Say how many lines in the records contain the string "kind". Nothing but the number should be given.

Saved data entries:
◆ ◆ ◆
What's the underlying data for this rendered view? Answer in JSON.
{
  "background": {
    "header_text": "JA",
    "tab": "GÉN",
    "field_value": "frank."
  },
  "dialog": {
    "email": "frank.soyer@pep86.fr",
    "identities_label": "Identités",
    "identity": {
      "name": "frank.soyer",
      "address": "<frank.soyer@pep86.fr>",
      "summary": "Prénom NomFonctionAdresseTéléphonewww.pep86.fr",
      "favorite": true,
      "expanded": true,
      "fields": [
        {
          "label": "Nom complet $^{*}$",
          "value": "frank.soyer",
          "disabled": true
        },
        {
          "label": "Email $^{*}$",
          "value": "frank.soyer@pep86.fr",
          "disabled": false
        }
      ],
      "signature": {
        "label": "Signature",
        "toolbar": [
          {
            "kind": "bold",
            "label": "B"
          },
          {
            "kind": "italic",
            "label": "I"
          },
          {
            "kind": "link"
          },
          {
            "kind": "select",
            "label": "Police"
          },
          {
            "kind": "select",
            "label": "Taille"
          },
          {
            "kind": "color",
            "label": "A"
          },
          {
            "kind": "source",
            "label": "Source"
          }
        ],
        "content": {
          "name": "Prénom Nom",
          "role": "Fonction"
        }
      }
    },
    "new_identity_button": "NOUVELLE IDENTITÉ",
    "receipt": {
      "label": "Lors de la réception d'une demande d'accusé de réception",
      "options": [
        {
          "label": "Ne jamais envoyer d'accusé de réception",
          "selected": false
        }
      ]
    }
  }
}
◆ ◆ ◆
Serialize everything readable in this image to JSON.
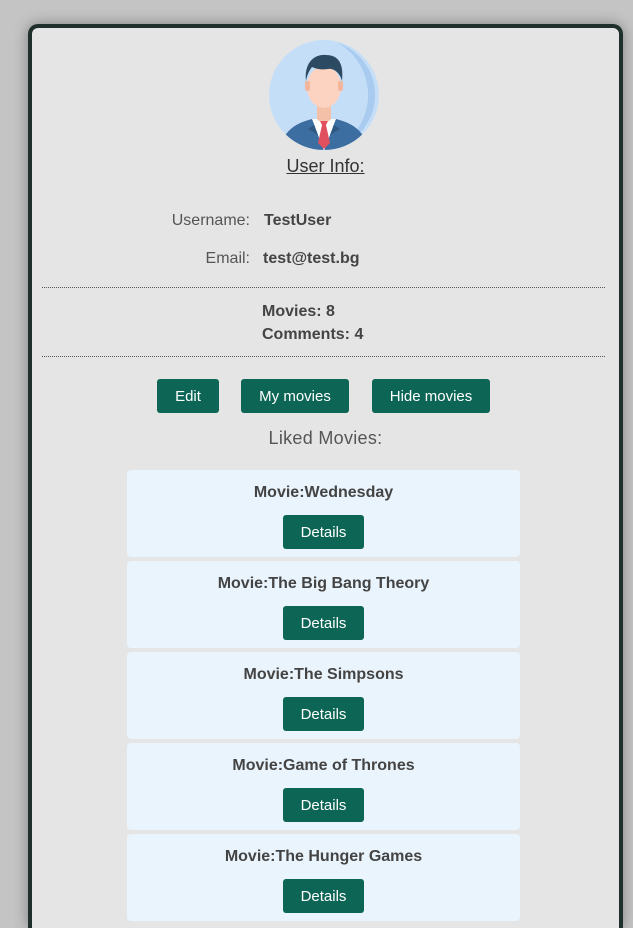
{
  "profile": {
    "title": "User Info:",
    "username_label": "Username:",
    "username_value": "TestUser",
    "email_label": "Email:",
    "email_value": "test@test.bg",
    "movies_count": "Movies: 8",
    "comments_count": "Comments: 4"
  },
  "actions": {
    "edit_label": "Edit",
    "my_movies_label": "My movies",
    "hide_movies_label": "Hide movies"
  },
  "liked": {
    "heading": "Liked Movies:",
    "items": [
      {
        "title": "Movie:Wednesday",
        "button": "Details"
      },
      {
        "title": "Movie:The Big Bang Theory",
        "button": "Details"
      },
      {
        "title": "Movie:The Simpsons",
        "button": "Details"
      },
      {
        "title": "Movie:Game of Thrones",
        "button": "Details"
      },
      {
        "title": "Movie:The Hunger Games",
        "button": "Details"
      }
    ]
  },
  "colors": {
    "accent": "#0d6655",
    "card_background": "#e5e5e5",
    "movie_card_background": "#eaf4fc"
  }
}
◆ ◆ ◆
_Task response_
7